Earlier documentaries, such as The Plow That Broke the Plains, use narrators to tell their stories. Narrated documentaries can be accepted as “true,” as they deal with facts and true events. But such films contain staged footage, and while their content may be taken from actuality, the film itself is not true. It is illusion that deals in truth.
Salesman contains a flashback device: Paul sits on a train, heading back from a sales conference. The film overlaps audio, cutting to the actual sales event. This flashback is fictional narrative a device. It also reveals the filmmaker’s intention to present reality subjectively. There is no way to know what Paul was thinking about during that moment. But the filmmakers suggest he thought about his conference. They use images of Paul to smoothly transition through time. The filmmakers suggest that Paul probably thought back on the conference during his trip home.
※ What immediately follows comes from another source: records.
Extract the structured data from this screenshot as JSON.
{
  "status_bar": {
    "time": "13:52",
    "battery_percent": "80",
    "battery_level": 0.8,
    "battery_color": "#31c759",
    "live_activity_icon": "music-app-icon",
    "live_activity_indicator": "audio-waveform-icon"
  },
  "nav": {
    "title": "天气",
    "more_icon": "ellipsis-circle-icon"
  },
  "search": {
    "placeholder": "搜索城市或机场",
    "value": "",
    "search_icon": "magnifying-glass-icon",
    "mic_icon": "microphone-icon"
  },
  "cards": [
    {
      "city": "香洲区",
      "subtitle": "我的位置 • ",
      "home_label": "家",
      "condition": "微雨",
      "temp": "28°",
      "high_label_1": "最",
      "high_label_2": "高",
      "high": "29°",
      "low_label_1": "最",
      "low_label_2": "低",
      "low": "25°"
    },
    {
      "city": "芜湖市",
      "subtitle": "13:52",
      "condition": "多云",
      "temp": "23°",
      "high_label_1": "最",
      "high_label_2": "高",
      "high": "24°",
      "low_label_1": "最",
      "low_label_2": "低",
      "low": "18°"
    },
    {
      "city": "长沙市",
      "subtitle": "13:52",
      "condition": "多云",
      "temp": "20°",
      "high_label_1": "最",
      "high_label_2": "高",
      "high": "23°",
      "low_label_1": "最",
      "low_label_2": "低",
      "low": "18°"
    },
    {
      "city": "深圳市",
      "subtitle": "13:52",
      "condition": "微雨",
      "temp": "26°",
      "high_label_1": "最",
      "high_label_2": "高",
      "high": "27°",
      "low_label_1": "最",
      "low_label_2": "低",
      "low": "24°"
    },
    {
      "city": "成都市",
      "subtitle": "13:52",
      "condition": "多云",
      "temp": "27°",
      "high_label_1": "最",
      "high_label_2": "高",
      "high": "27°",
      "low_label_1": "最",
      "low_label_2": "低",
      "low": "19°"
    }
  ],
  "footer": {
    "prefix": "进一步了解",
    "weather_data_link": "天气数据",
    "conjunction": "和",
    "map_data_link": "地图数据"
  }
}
Since the assertion seems likely, the many viewers may accept this editing manipulation. Some viewers adhere to strict definitions, such as cinéma vérité purists, and do not consider this technique valid when portraying “reality.”
In Salesman, the Maysles Brothers goal is to represent reality truthfully. The film is shot as objectively as possible. The brothers acknowledge that the camera’s presence affects behavior, but they keep interference to a minimum, photographing subjects just as they are. In editing, the presentation of their material is highly crafted. The Maysles and Charlotte Zwerin elected Paul’s salesman character as the film’s through-line. Focusing on Paul gave the movie conflict – his failure to sell reveals his humanity, and sets him apart from the others.
Reality is filtered by the filmmakers’ involvement. The documentary film cannot capture objective reality, but it can represent the subjective reality of the filmmakers. The Maysles Brothers do not equate truth with rigid accuracy in their films. There are frequent breaks from actuality in The Plow That Broke the Plains. The film was designed as propaganda, and does not capture objective reality. It portrays actual events and issues through the filmmakers’ subjective crafting. The audience determines the truthfulness of the film.
When viewing documentaries, audiences should not accept that what they see as entirely true. Documentaries deal with the topic of truth and reality, but they themselves cannot be objective. Footage can be staged. Audio can be dubbed. Time and space can be manipulated and presented as truth. It is critical for viewers to gain awareness of documentary technique while absorbing content. Without this awareness, viewers may be easily manipulated.
This is a major difference between fictional narrative and documentary: Fictional narrative does not claim to be true. It is deliberately manipulative, which is part of the unspoken agreement between audiences and filmmakers. Most sane people watch fictional works with the knowledge that they are not real. There is vast diversity among documentary styles, but documentary generally attempts to portray real life events in a dramatic context. Documentary can strive for objectivity in presenting truth and reality, but is ultimately subjective, like narrative film.